Activists in Mexico and Canada are already preparing for a possible influx of Americans crossing the border to seek abortion access if Roe v. Wade is overturned.

In Mexico, which has historically provided cheap access to healthcare for Americans living in the borderlands, activists say they have already seen a surge in women coming from Texas to seek access to abortion pills.

They now say they’re getting ready for a potential spike in demand from other U.S. states after a draft Supreme Court opinion overturning Roe v. Wade, the landmark 1973 ruling protecting a woman’s right to an abortion, was leaked to the media earlier this month. While it’s not clear how accurately the draft will reflect the forthcoming decision, the leak has already prompted concerns that many states with so-called trigger laws will outlaw abortion entirely once the decision from the top court is made.

According to the Guttmacher Institute, a research and policy organization that focuses on sexual and reproductive health, around 40 million U.S. women between the ages of 13 and 44 live in states that have demonstrated hostility to abortion rights.

This figure represents more than half — 58 percent — of all women in the United States.

As part of their research, the institute has created a map showing how far women seeking abortion care would have to drive to find resources in the event of a partial or total ban on abortions. In some cases, like Texas, the distances are vast -— suggesting it may be easier for many to cross a closer international border.

Verónica Cruz Sánchez, the founder of Las Libres, a Mexican organization that advocates for abortion rights, said in an interview with The Hill that women are crossing the length of the US-Mexico border into states from Baja California and Sonora in the west, to Coahuila and Tamaulipas in the east.

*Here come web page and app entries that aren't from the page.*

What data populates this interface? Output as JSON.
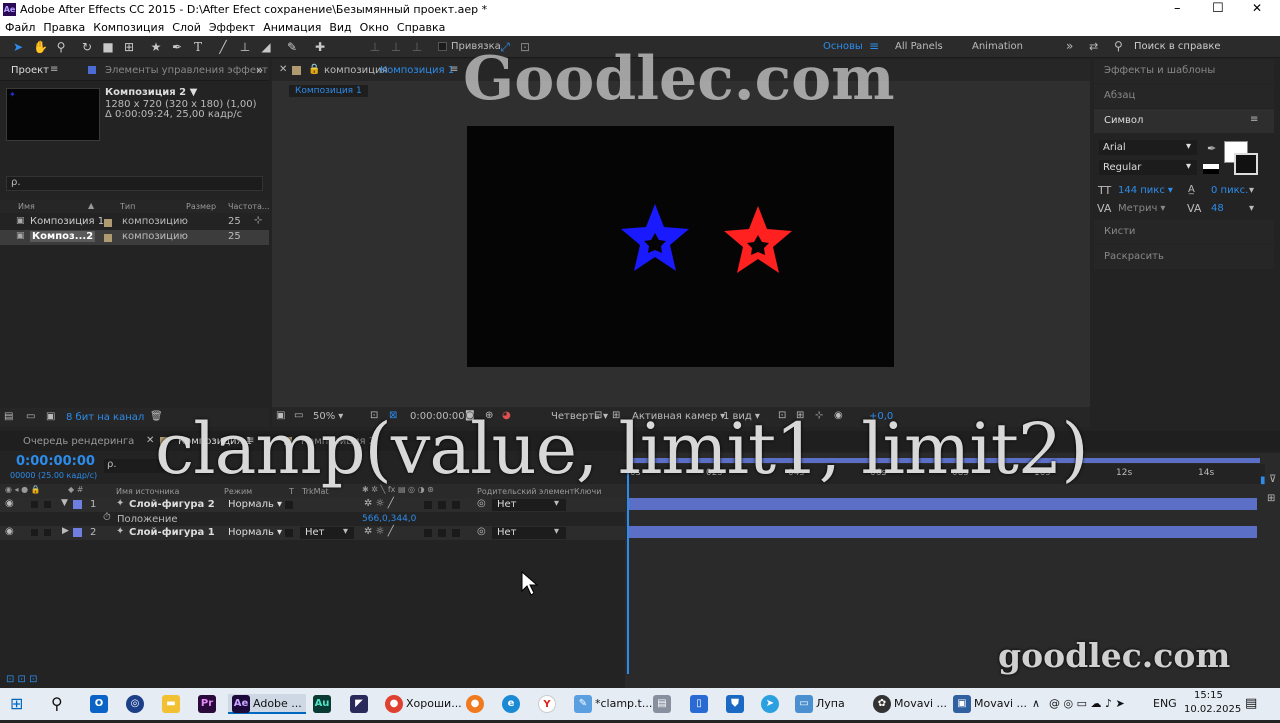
{
  "title_bar": {
    "title": "Adobe After Effects CC 2015 - D:\\After Efect сохранение\\Безымянный проект.aep *",
    "minimize": "–",
    "maximize": "☐",
    "close": "✕"
  },
  "menu": [
    "Файл",
    "Правка",
    "Композиция",
    "Слой",
    "Эффект",
    "Анимация",
    "Вид",
    "Окно",
    "Справка"
  ],
  "toolbar": {
    "snap_label": "Привязка",
    "workspaces": [
      "Основы",
      "All Panels",
      "Animation"
    ],
    "search_placeholder": "Поиск в справке"
  },
  "project_panel": {
    "tab_project": "Проект",
    "tab_effects": "Элементы управления эффект",
    "comp_name": "Композиция 2 ▼",
    "comp_info1": "1280 x 720  (320 x 180) (1,00)",
    "comp_info2": "Δ 0:00:09:24, 25,00 кадр/с",
    "search_icon_label": "ρ.",
    "columns": [
      "Имя",
      "Тип",
      "Размер",
      "Частота..."
    ],
    "items": [
      {
        "name": "Композиция 1",
        "type": "композицию",
        "fps": "25"
      },
      {
        "name": "Композ...2",
        "type": "композицию",
        "fps": "25"
      }
    ],
    "bit_depth": "8 бит на канал"
  },
  "comp_panel": {
    "tab_label": "композиция",
    "tab_name": "Композиция 1",
    "sub_tab": "Композиция 1",
    "zoom": "50%",
    "time": "0:00:00:00",
    "resolution": "Четверть",
    "camera": "Активная камер",
    "views": "1 вид",
    "exposure": "+0,0"
  },
  "right_panel": {
    "effects": "Эффекты и шаблоны",
    "paragraph": "Абзац",
    "character": "Символ",
    "font": "Arial",
    "style": "Regular",
    "size": "144 пикс",
    "leading": "0 пикс.",
    "kerning": "Метрич",
    "tracking": "48",
    "brushes": "Кисти",
    "paint": "Раскрасить"
  },
  "timeline": {
    "tabs": [
      "Очередь рендеринга",
      "Композиция 1",
      "Композиция 2"
    ],
    "timecode": "0:00:00:00",
    "frame_info": "00000 (25.00 кадр/с)",
    "col_headers": [
      "Имя источника",
      "Режим",
      "T",
      "TrkMat",
      "Родительский элемент",
      "Ключи"
    ],
    "ruler": [
      "0s",
      "02s",
      "04s",
      "06s",
      "08s",
      "10s",
      "12s",
      "14s"
    ],
    "layers": [
      {
        "num": "1",
        "name": "Слой-фигура 2",
        "mode": "Нормаль",
        "trkmat": "",
        "parent": "Нет",
        "color": "#6f7fe0"
      },
      {
        "num": "2",
        "name": "Слой-фигура 1",
        "mode": "Нормаль",
        "trkmat": "Нет",
        "parent": "Нет",
        "color": "#6f7fe0"
      }
    ],
    "property_name": "Положение",
    "property_value": "566,0,344,0"
  },
  "watermarks": {
    "top": "Goodlec.com",
    "code": "clamp(value, limit1, limit2)",
    "bottom": "goodlec.com"
  },
  "taskbar": {
    "items": [
      "Adobe ...",
      "Хороши...",
      "*clamp.t...",
      "Лупа",
      "Movavi ...",
      "Movavi ..."
    ],
    "lang": "ENG",
    "time": "15:15",
    "date": "10.02.2025"
  },
  "colors": {
    "accent": "#2d8ceb",
    "star_blue": "#1a1aff",
    "star_red": "#ff2020",
    "layer_bar": "#5b6fc7"
  }
}
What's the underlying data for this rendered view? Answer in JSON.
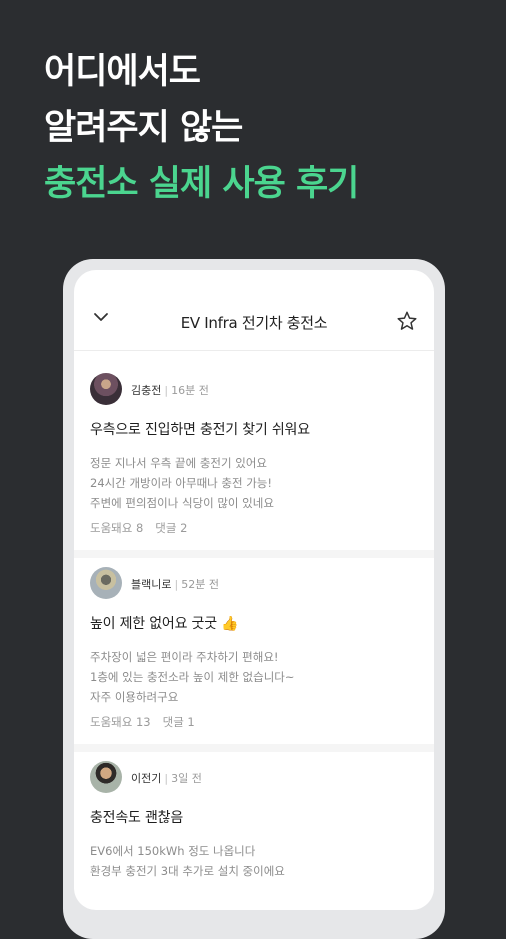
{
  "headline": {
    "line1": "어디에서도",
    "line2": "알려주지 않는",
    "line3": "충전소 실제 사용 후기"
  },
  "colors": {
    "background": "#2b2d30",
    "accent_green": "#4bd58f",
    "phone_frame": "#e6e7e9"
  },
  "appbar": {
    "back_icon": "chevron-down-icon",
    "title": "EV Infra 전기차 충전소",
    "favorite_icon": "star-outline-icon"
  },
  "reviews": [
    {
      "author": "김충전",
      "time": "16분 전",
      "title": "우측으로 진입하면 충전기 찾기 쉬워요",
      "body": [
        "정문 지나서 우측 끝에 충전기 있어요",
        "24시간 개방이라 아무때나 충전 가능!",
        "주변에 편의점이나 식당이 많이 있네요"
      ],
      "helpful": "도움돼요 8",
      "comments": "댓글 2"
    },
    {
      "author": "블랙니로",
      "time": "52분 전",
      "title": "높이 제한 없어요 굿굿 👍",
      "body": [
        "주차장이 넓은 편이라 주차하기 편해요!",
        "1층에 있는 충전소라 높이 제한 없습니다~",
        "자주 이용하려구요"
      ],
      "helpful": "도움돼요 13",
      "comments": "댓글 1"
    },
    {
      "author": "이전기",
      "time": "3일 전",
      "title": "충전속도 괜찮음",
      "body": [
        "EV6에서 150kWh 정도 나옵니다",
        "환경부 충전기 3대 추가로 설치 중이에요"
      ]
    }
  ]
}
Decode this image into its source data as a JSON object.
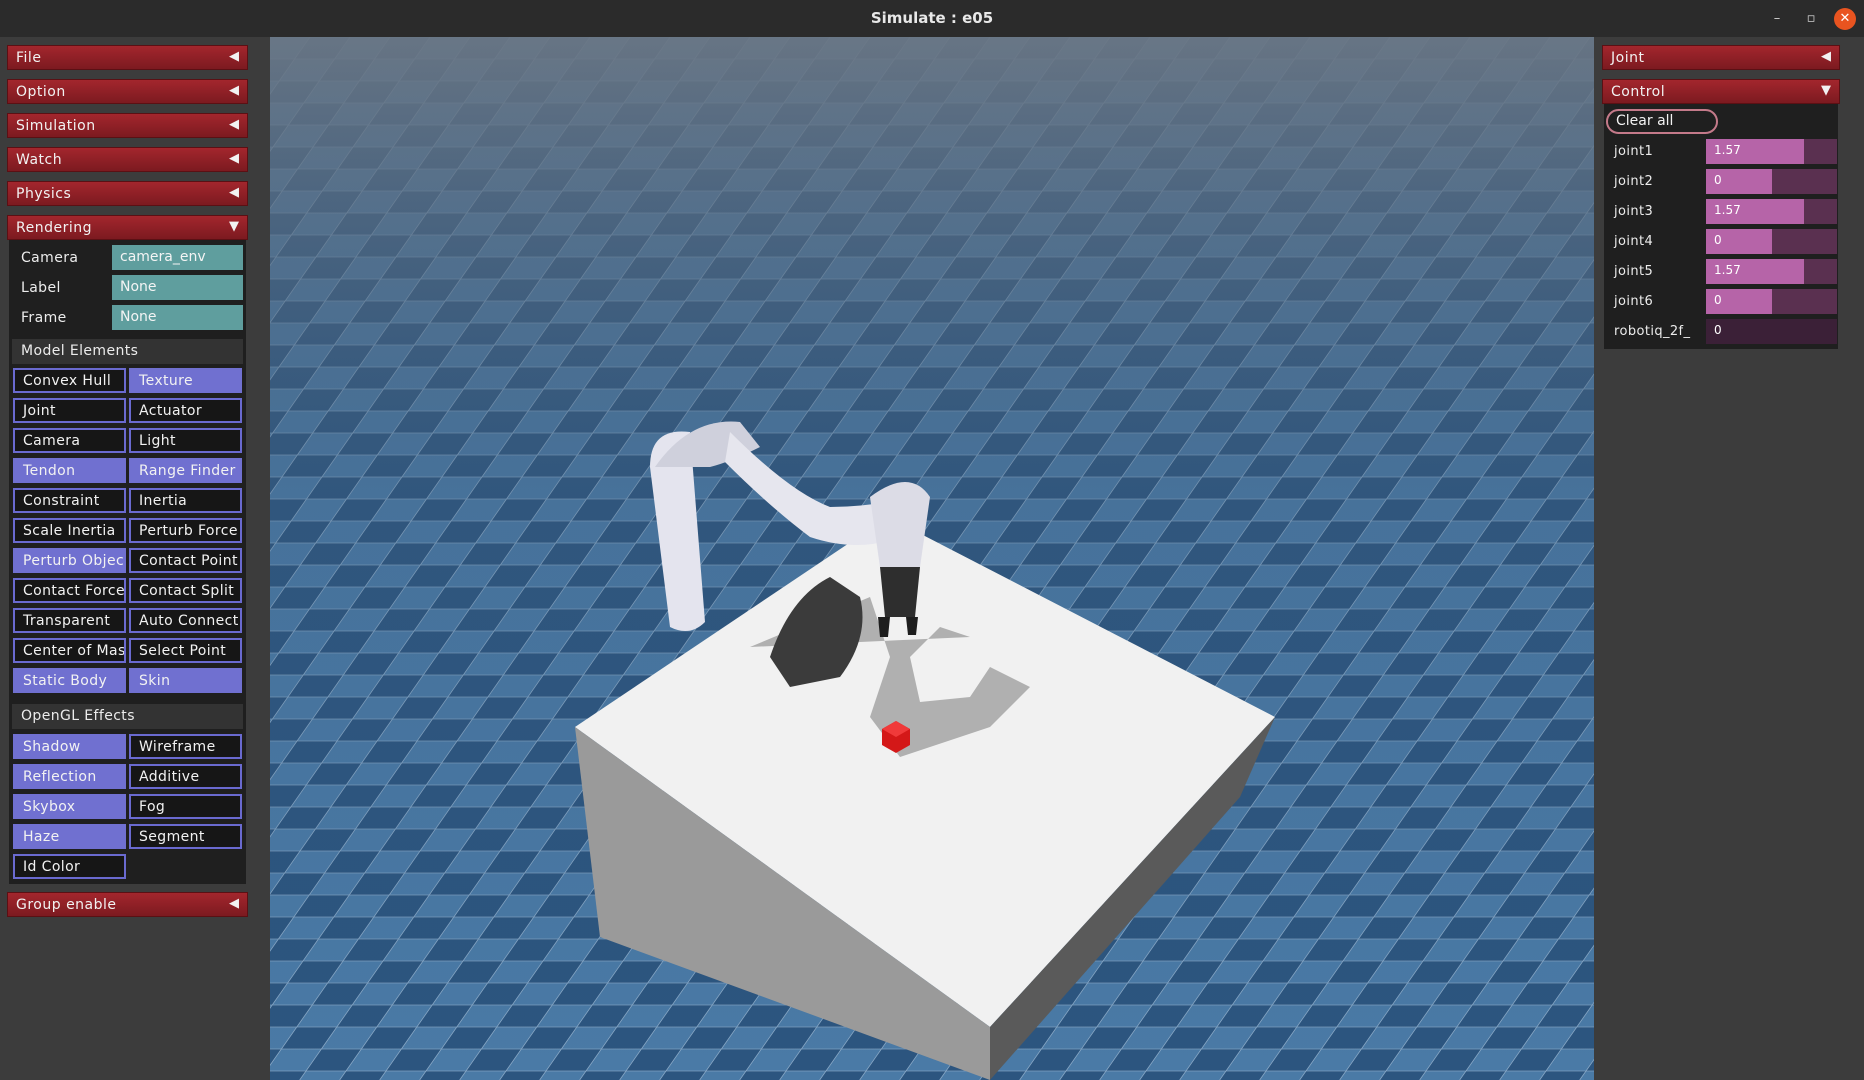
{
  "window": {
    "title": "Simulate : e05",
    "minimize": "–",
    "maximize": "▫",
    "close": "✕"
  },
  "left_panel": {
    "sections": [
      {
        "label": "File",
        "arrow": "◀"
      },
      {
        "label": "Option",
        "arrow": "◀"
      },
      {
        "label": "Simulation",
        "arrow": "◀"
      },
      {
        "label": "Watch",
        "arrow": "◀"
      },
      {
        "label": "Physics",
        "arrow": "◀"
      },
      {
        "label": "Rendering",
        "arrow": "▼"
      }
    ],
    "rendering": {
      "camera_label": "Camera",
      "camera_value": "camera_env",
      "label_label": "Label",
      "label_value": "None",
      "frame_label": "Frame",
      "frame_value": "None"
    },
    "model_elements": {
      "title": "Model Elements",
      "items": [
        {
          "label": "Convex Hull",
          "on": false
        },
        {
          "label": "Texture",
          "on": true
        },
        {
          "label": "Joint",
          "on": false
        },
        {
          "label": "Actuator",
          "on": false
        },
        {
          "label": "Camera",
          "on": false
        },
        {
          "label": "Light",
          "on": false
        },
        {
          "label": "Tendon",
          "on": true
        },
        {
          "label": "Range Finder",
          "on": true
        },
        {
          "label": "Constraint",
          "on": false
        },
        {
          "label": "Inertia",
          "on": false
        },
        {
          "label": "Scale Inertia",
          "on": false
        },
        {
          "label": "Perturb Force",
          "on": false
        },
        {
          "label": "Perturb Objec",
          "on": true
        },
        {
          "label": "Contact Point",
          "on": false
        },
        {
          "label": "Contact Force",
          "on": false
        },
        {
          "label": "Contact Split",
          "on": false
        },
        {
          "label": "Transparent",
          "on": false
        },
        {
          "label": "Auto Connect",
          "on": false
        },
        {
          "label": "Center of Mas",
          "on": false
        },
        {
          "label": "Select Point",
          "on": false
        },
        {
          "label": "Static Body",
          "on": true
        },
        {
          "label": "Skin",
          "on": true
        }
      ]
    },
    "opengl_effects": {
      "title": "OpenGL Effects",
      "items": [
        {
          "label": "Shadow",
          "on": true
        },
        {
          "label": "Wireframe",
          "on": false
        },
        {
          "label": "Reflection",
          "on": true
        },
        {
          "label": "Additive",
          "on": false
        },
        {
          "label": "Skybox",
          "on": true
        },
        {
          "label": "Fog",
          "on": false
        },
        {
          "label": "Haze",
          "on": true
        },
        {
          "label": "Segment",
          "on": false
        },
        {
          "label": "Id Color",
          "on": false
        }
      ]
    },
    "group_enable": {
      "label": "Group enable",
      "arrow": "◀"
    }
  },
  "right_panel": {
    "joint_section": {
      "label": "Joint",
      "arrow": "◀"
    },
    "control_section": {
      "label": "Control",
      "arrow": "▼"
    },
    "clear_all": "Clear all",
    "joints": [
      {
        "name": "joint1",
        "value": "1.57",
        "fraction": 0.75
      },
      {
        "name": "joint2",
        "value": "0",
        "fraction": 0.5
      },
      {
        "name": "joint3",
        "value": "1.57",
        "fraction": 0.75
      },
      {
        "name": "joint4",
        "value": "0",
        "fraction": 0.5
      },
      {
        "name": "joint5",
        "value": "1.57",
        "fraction": 0.75
      },
      {
        "name": "joint6",
        "value": "0",
        "fraction": 0.5
      },
      {
        "name": "robotiq_2f_",
        "value": "0",
        "fraction": 0.0
      }
    ]
  },
  "colors": {
    "section_red": "#8e2027",
    "toggle_on": "#7070d0",
    "select_teal": "#5f9e9e",
    "slider_fill": "#b664a8",
    "close_orange": "#e95420"
  }
}
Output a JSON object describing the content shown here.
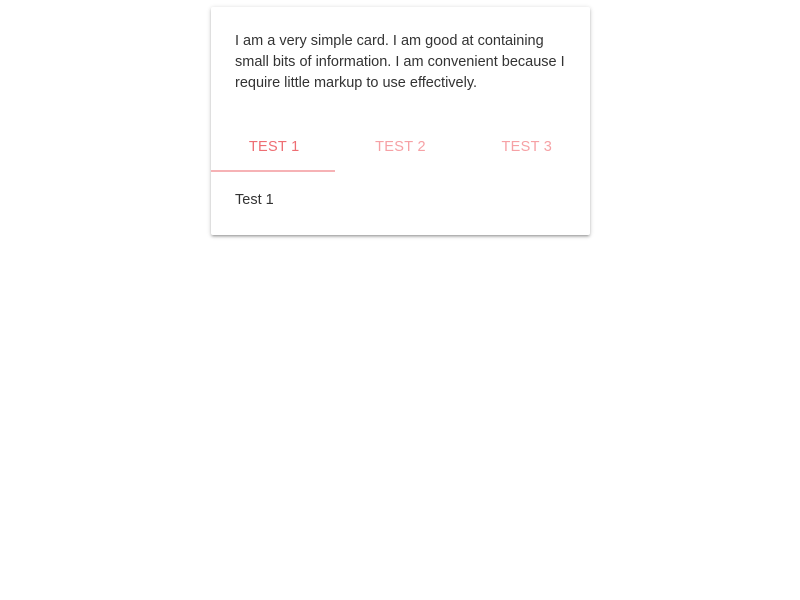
{
  "card": {
    "text": "I am a very simple card. I am good at containing small bits of information. I am convenient because I require little markup to use effectively."
  },
  "tabs": [
    {
      "label": "TEST 1",
      "active": true
    },
    {
      "label": "TEST 2",
      "active": false
    },
    {
      "label": "TEST 3",
      "active": false
    }
  ],
  "panel": {
    "text": "Test 1"
  },
  "colors": {
    "accent": "#ee6e73",
    "inactive_tab": "#f6a1a5",
    "indicator": "#f6b2b5"
  }
}
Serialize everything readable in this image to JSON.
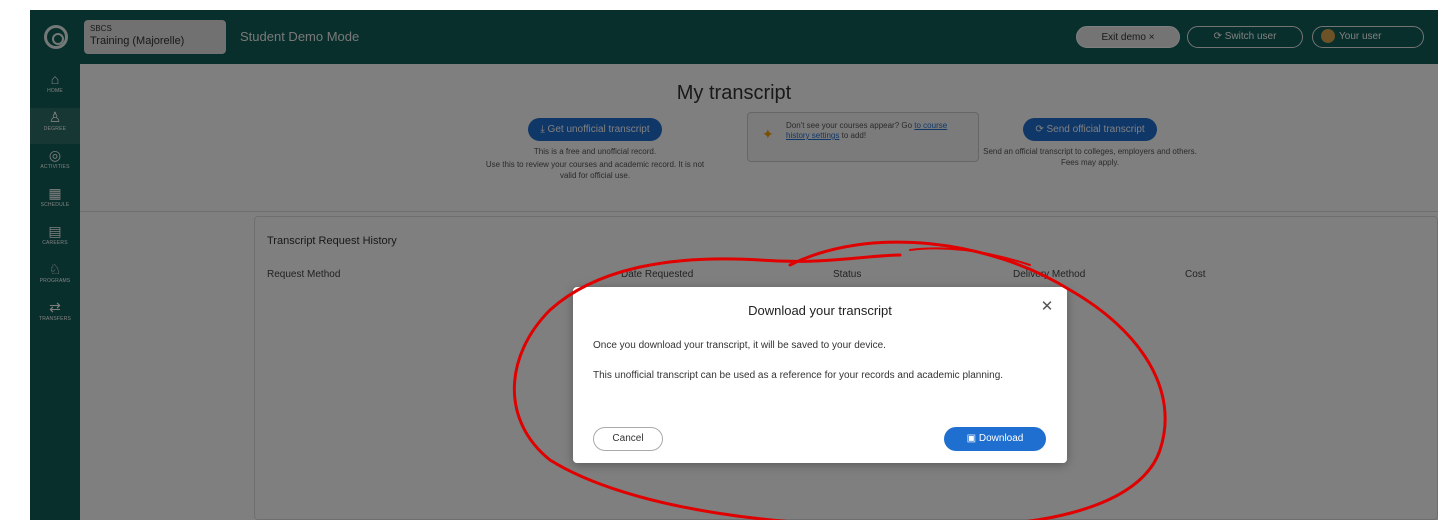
{
  "topbar": {
    "school_small": "SBCS",
    "school_name": "Training (Majorelle)",
    "demo_label": "Student Demo Mode",
    "exit_label": "Exit demo ×",
    "switch_label": "⟳ Switch user",
    "user_label": "Your user"
  },
  "sidebar": {
    "items": [
      {
        "glyph": "⌂",
        "label": "HOME"
      },
      {
        "glyph": "♙",
        "label": "DEGREE"
      },
      {
        "glyph": "◎",
        "label": "ACTIVITIES"
      },
      {
        "glyph": "▦",
        "label": "SCHEDULE"
      },
      {
        "glyph": "▤",
        "label": "CAREERS"
      },
      {
        "glyph": "♘",
        "label": "PROGRAMS"
      },
      {
        "glyph": "⇄",
        "label": "TRANSFERS"
      }
    ]
  },
  "page": {
    "title": "My transcript",
    "unofficial": {
      "button": "⤓ Get unofficial transcript",
      "note1": "This is a free and unofficial record.",
      "note2": "Use this to review your courses and academic record. It is not valid for official use."
    },
    "tip": {
      "text": "Don't see your courses appear? Go",
      "link": "to course history settings",
      "text_after": "to add!"
    },
    "official": {
      "button": "⟳ Send official transcript",
      "note": "Send an official transcript to colleges, employers and others. Fees may apply."
    },
    "panel_title": "Transcript Request History",
    "columns": [
      "Request Method",
      "Date Requested",
      "Status",
      "Delivery Method",
      "Cost"
    ]
  },
  "modal": {
    "title": "Download your transcript",
    "p1": "Once you download your transcript, it will be saved to your device.",
    "p2": "This unofficial transcript can be used as a reference for your records and academic planning.",
    "cancel": "Cancel",
    "download": "Download"
  },
  "colors": {
    "brand_teal": "#115e58",
    "primary_blue": "#1f6fd1",
    "annotation_red": "#e00000"
  }
}
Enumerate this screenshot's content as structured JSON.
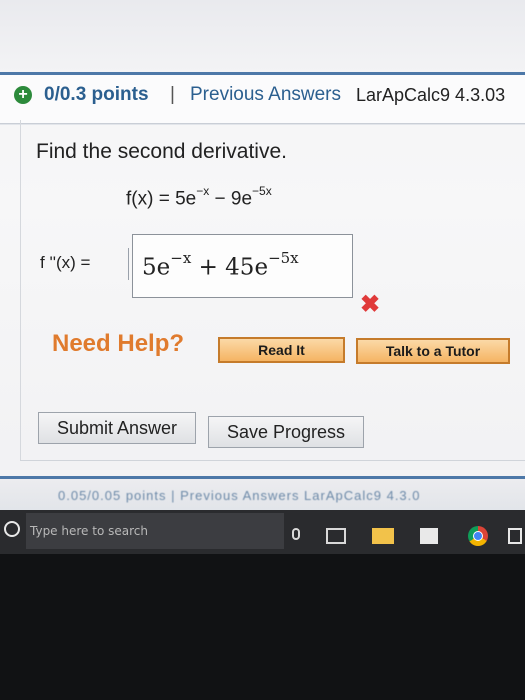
{
  "header": {
    "points": "0/0.3 points",
    "separator": "|",
    "previous_answers": "Previous Answers",
    "course_ref": "LarApCalc9 4.3.03"
  },
  "question": {
    "prompt": "Find the second derivative.",
    "function_lhs": "f(x) = 5e",
    "function_exp1": "−x",
    "function_mid": " − 9e",
    "function_exp2": "−5x",
    "answer_label": "f ''(x) =",
    "answer_part1": "5e",
    "answer_exp1": "−x",
    "answer_part2": " + 45e",
    "answer_exp2": "−5x"
  },
  "status": {
    "result_icon": "wrong-icon",
    "result_color": "#e03a3a"
  },
  "help": {
    "label": "Need Help?",
    "read_it": "Read It",
    "talk_to_tutor": "Talk to a Tutor"
  },
  "actions": {
    "submit": "Submit Answer",
    "save": "Save Progress"
  },
  "next_question": {
    "text": "0.05/0.05 points  |  Previous Answers  LarApCalc9 4.3.0"
  },
  "taskbar": {
    "search_placeholder": "Type here to search"
  },
  "colors": {
    "link": "#2b5f8f",
    "need_help": "#e07b2e",
    "header_border": "#4d78a8"
  }
}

Sánchez’s organization helps women obtain access to abortion pills, which can be taken at home. She shared that this at home procedure, which is conducted without immediate supervision, is still carried out under the protocols of the World Health Organization.